  • Review Policy Features: Carefully review the features, terms, and conditions of LTCI policies to understand their coverage limits, exclusions, waiting periods, inflation protection options, and premium payment terms. Pay attention to details such as benefit amounts, benefit periods, elimination periods, and care settings covered by the policy.
  • Compare Premium Quotes: Obtain premium quotes from multiple insurers to compare rates and coverage options. Request personalized quotes based on your age, health status, desired benefits, and other relevant factors to ensure accurate pricing information.
  • Consider Hybrid Policies: Explore hybrid long-term care insurance policies that combine LTC coverage with life insurance or annuities. Hybrid policies offer benefits such as death benefits for beneficiaries, cash value accumulation, and LTC benefits that may be used tax-free.
  • Review Existing Coverage: Evaluate existing insurance policies, retirement accounts, and government benefits to determine if they provide any coverage or assistance for long-term care expenses. Consider how LTCI coverage complements existing benefits and retirement income streams.
  • Plan for Premium Affordability: Factor LTCI premiums into your overall budget and financial plan, considering how premium payments will fit into your retirement income, savings goals, and lifestyle expenses. Explore payment options such as annual, semi-annual, or quarterly premiums to find a payment schedule that suits your financial situation.
  • Stay Informed: Stay informed about changes in the LTC insurance market, regulatory developments, and emerging trends in LTC services and financing. Periodically review your LTCI coverage to ensure it remains adequate and aligned with your evolving needs and circumstances.

By following these strategies and taking a proactive approach to LTC planning, individuals can make informed decisions about long-term care insurance that provide financial security and peace of mind for themselves and their families.

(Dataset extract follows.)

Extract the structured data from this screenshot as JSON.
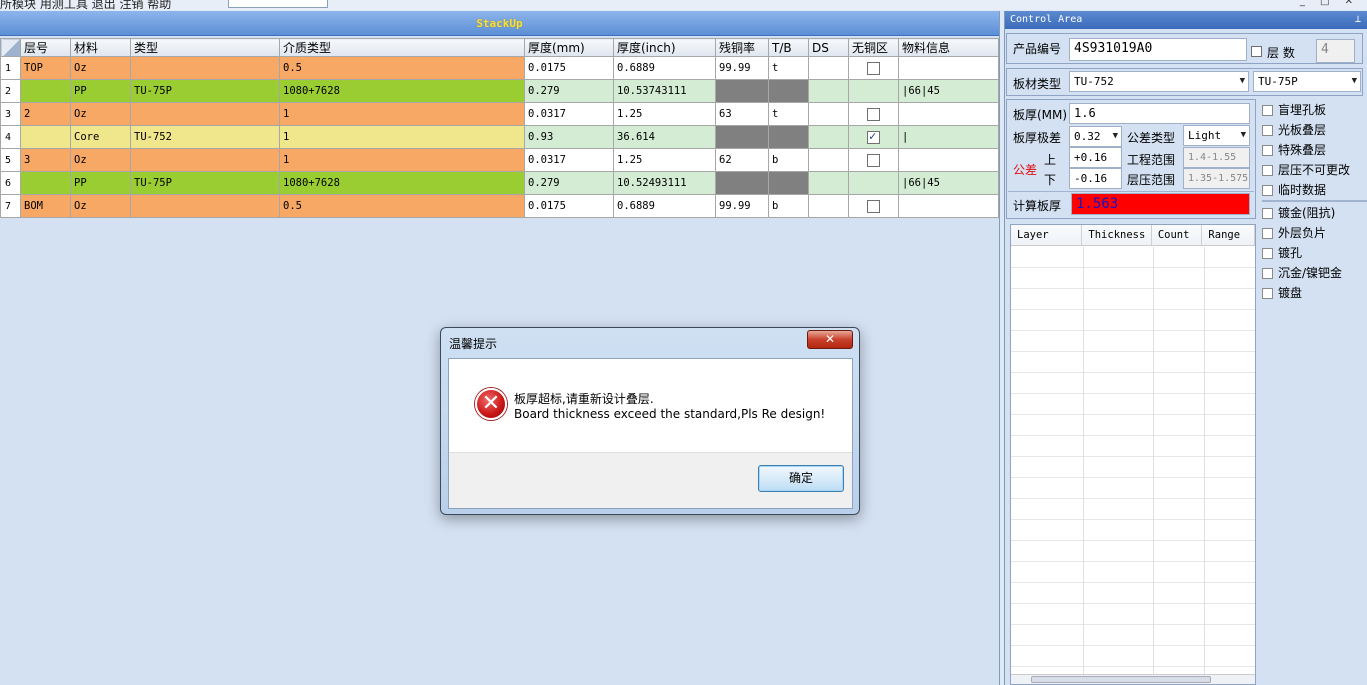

Conclusion on Long-term Care Insurance

Long-term care insurance plays a crucial role in protecting individuals and families from the potentially devastating financial consequences of long-term care needs. By providing coverage for LTC services not typically covered by health insurance or government programs, LTCI offers a valuable safety net against the high costs of custodial care, medical assistance, and support services.

However, navigating the complexities of LTCI requires careful planning, research, and consideration of various factors, including coverage options, eligibility criteria, premium affordability, and policy features. By understanding the benefits, drawbacks, and strategies associated with LTCI, individuals can make informed decisions that align with their long-term care needs, financial goals, and personal preferences.

As the global population continues to age and the demand for long-term care services grows, the importance of LTCI in financial planning cannot be overstated. By taking proactive steps to secure LTCI coverage, individuals can protect their assets, maintain their independence, and ensure peace of mind for themselves and their loved ones in the face of uncertain future LTC needs.